For her, she said, “It is an indescribable feeling of how happy people are to get things fixed (at their homes).”
She added: “We have a chance to show God to some of these people.”
Kelsey and Morgan are 15-year-old rising 10th-graders.
Moore said he has been participating in Impact! Virginia projects for 14 years. “It’s the enjoyment of seeing homeowners and teaching young people,” he said when asked why he takes part.
Joe Busic, 17, from Shiloh Baptist Church in King George, said, “I like helping people and impacting people’s lives.”
Joe, who was home-schooled, will enter Lynchburg College in the fall, with plans to major in athletic training, he said.
“This is going to be a great improvement,” said Pastor Morrison, who is in his 80s. “It’s wonderful, awesome. That’s a beautiful gift to an old man.”
“This is called charity work,” Morrison said. He quoted the Apostle Paul in 1 Corinthians 13:13, which says (King James Version): “And now abideth faith, hope, charity, these three; but the greatest of these is charity.”
Charity is “love in action,” Morrison said.
“The Apostle John tells us in his epistle (1 John 3:18, KJV): ‘My little children, let us not love in word, neither in tongue; but in deed and in truth,’” Morrison said.
Morrison said he has been pastor of Mt. Olive United Holy Church in Martinsville for about six decades. He worked for American Furniture for 18 years and for Martinsville City Public Schools for 24 years.

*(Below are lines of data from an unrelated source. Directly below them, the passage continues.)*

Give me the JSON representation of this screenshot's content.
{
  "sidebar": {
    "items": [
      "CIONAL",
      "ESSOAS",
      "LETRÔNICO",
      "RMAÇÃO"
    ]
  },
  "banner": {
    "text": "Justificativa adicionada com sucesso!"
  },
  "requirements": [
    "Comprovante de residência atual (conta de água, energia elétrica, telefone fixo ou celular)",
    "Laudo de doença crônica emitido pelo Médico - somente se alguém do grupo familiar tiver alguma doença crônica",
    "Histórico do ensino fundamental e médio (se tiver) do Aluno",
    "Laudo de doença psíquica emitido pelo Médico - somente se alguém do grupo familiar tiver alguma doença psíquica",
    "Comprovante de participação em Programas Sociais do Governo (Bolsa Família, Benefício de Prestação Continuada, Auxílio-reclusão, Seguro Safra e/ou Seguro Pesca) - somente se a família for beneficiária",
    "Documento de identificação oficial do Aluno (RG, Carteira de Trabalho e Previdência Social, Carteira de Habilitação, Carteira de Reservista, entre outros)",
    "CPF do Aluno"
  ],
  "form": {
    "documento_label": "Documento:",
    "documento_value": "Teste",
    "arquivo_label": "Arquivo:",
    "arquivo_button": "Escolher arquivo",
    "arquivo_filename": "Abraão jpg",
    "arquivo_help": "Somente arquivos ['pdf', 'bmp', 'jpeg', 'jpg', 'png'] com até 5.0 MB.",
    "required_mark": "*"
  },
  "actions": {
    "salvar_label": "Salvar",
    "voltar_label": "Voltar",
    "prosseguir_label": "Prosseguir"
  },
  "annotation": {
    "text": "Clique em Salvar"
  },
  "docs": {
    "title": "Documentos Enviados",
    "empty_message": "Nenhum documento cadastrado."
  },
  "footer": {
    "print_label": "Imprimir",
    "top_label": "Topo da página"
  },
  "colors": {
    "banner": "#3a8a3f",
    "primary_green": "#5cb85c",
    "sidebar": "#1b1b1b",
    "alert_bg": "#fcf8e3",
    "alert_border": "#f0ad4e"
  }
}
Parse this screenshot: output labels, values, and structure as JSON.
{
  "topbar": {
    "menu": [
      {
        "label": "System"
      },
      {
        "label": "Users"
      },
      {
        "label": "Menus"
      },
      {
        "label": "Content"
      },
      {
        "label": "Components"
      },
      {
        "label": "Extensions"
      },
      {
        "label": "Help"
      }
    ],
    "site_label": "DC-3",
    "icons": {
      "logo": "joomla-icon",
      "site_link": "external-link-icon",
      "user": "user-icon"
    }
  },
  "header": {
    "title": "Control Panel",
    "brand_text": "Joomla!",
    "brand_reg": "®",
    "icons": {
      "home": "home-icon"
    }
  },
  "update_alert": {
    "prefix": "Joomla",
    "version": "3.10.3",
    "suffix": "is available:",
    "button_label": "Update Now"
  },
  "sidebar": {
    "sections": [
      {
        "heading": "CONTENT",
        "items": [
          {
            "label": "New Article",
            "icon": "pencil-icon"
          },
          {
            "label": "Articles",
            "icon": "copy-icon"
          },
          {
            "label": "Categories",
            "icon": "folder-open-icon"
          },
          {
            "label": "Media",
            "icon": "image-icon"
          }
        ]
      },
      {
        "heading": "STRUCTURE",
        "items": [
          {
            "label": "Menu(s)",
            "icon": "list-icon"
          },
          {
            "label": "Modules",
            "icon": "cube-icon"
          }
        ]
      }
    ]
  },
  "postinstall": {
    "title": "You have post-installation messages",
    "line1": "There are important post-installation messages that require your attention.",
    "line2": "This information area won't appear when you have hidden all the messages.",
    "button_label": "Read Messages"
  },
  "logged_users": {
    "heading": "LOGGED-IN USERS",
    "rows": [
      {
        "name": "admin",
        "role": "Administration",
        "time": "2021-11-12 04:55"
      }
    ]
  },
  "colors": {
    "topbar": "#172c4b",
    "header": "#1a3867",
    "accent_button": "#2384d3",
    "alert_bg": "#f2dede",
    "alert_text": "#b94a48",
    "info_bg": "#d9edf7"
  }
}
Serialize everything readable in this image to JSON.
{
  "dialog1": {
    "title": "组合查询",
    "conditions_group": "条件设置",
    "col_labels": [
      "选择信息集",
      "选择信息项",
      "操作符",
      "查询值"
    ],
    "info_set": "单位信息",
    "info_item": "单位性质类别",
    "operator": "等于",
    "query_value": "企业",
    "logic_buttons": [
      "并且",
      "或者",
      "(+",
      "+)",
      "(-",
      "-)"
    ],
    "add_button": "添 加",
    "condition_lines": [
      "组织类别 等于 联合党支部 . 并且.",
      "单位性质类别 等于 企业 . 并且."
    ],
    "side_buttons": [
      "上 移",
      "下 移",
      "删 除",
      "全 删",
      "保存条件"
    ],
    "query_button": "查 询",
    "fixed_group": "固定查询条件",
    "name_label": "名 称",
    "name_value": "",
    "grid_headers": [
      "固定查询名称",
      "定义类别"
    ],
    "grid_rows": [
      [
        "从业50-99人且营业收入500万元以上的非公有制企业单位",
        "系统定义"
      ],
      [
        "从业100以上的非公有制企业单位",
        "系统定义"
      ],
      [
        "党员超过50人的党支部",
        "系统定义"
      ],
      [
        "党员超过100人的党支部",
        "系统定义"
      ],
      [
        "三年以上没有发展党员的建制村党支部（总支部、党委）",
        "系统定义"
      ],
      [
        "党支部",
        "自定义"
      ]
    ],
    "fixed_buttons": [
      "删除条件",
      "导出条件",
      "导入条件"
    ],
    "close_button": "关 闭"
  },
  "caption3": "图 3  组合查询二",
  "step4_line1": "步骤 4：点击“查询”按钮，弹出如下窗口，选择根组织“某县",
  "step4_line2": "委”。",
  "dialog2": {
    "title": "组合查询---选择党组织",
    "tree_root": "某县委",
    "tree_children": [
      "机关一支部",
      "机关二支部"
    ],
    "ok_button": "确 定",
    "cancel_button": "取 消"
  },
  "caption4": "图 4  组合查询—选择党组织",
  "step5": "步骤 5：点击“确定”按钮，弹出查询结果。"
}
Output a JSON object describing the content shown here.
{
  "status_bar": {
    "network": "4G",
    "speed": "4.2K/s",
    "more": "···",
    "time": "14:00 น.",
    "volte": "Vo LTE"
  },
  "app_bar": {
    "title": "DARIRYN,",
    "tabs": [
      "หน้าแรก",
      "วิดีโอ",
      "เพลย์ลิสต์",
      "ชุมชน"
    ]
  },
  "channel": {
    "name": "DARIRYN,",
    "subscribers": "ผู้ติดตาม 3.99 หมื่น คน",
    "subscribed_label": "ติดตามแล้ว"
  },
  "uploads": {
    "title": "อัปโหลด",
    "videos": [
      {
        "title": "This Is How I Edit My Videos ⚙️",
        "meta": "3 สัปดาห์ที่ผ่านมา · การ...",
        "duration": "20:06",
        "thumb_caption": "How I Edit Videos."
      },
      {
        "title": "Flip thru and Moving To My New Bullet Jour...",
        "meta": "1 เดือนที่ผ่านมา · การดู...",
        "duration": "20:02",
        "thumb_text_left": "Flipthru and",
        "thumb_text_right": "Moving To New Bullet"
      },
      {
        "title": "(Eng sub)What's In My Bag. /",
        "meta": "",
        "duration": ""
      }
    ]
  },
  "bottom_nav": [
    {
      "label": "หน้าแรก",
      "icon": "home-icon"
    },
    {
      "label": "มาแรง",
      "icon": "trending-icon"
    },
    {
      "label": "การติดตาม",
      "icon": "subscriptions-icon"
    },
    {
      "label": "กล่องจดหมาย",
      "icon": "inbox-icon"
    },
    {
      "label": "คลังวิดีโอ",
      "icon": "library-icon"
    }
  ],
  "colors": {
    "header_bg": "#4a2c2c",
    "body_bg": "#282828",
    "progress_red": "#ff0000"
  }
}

He said he and his wife plan to show their gratitude for the project not just in words but in deeds by holding a picnic for the volunteers.